gnome-shell: it seemed to me that the number of people using gnome-shell on their laptops increased substantially over the course of the summit. i’ve personally switched over to using it full-time. it’s weird and a little bit strange, but there are some things about it that i really like. i’ve also been showing it to some “normal humans” since coming back and they think that it’s pretty cool too.

splinter: in case you haven’t heard, we now have patch review integrated into GNOME bugzilla. click the “review” button beside the patch. kudos to owen for this.

that’s all for this post. i have a couple of new projects that i’m working on as a result of the summit that i will talk about soon.

“be excellent to each other”

it’s perhaps a bug in the ubuntu code of conduct that it does not include something that we can find elsewhere — in the KDE code of conduct.

i believe that “be excellent to each other” very much includes “assume that people mean well”.

i’m personally a bit tired of seeing people repeatedly publicly flogged for an innocent action (where i define innocent as “very obviously without malice”).

ps: can we please get back to work? boston summit just ended today and i can tell you that there is certainly no lack of actual interesting things to be spending time on.

edit: thanks to murray for pointing out that the “assume people mean well” language appears also in the GNOME code of conduct. KDE just had better google juice for the term :)

maybe this saves you some time

if you want to install seed on your ubuntu jaunty system and you are looking for a version of webkit that is sufficiently recent to work with seed, is sufficiently old enough that it doesn’t require you to install a new libsoup and sufficiently unbroken enough to actually compile, then i have a number for you: revision 45557.

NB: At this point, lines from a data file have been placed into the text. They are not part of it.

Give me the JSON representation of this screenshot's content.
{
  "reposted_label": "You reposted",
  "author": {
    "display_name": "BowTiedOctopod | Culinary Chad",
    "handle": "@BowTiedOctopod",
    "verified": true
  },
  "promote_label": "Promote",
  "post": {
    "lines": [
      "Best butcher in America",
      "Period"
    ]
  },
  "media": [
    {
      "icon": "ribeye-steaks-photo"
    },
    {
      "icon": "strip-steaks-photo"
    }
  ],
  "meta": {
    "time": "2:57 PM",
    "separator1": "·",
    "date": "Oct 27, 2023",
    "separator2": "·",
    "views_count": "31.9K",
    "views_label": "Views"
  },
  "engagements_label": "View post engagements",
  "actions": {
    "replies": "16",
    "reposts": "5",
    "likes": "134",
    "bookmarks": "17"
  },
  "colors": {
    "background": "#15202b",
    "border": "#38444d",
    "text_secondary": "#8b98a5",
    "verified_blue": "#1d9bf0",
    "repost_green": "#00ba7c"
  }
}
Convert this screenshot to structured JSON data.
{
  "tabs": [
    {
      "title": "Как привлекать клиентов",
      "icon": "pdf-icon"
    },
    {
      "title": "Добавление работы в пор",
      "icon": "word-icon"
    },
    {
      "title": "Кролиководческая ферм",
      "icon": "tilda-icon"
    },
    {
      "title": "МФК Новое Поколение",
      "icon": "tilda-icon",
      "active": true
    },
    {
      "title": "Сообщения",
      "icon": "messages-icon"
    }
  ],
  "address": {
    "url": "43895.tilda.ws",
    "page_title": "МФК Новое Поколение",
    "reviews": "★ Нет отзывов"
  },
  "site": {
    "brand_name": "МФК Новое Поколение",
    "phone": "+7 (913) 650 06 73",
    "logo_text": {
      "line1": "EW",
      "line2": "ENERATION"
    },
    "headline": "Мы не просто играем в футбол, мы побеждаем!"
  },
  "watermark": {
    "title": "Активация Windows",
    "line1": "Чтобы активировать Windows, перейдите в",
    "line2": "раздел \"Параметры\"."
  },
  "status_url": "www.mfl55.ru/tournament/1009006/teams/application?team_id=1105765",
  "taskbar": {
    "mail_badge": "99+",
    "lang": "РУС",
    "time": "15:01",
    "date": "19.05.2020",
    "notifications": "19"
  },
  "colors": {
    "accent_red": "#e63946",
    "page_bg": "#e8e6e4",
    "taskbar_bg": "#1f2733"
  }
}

that is all :)

#gnome-hackers


21:56 <@hub> desrt: the yet another rewrite of Evo IMAP... more bugs for less features
21:56 * hub wonder why they didn't use Tinymail instead
21:57 <@desrt> i'd like to take a moment to declare that i love pvanhoof
21:58 <@desrt> not for any particular piece of software that he has written; just 'cause.
21:58 <@hub> desrt: I dare you to post that on pgo

some nice gnio facts

here’s a post to go with my last post about gsettings.

there’s really only one nice fact to mention about gnio:

it’s in glib now. go get it. use it.

huge thanks are due, of course, to alex and danw for all the hard work and attention in tweaking the api and merging.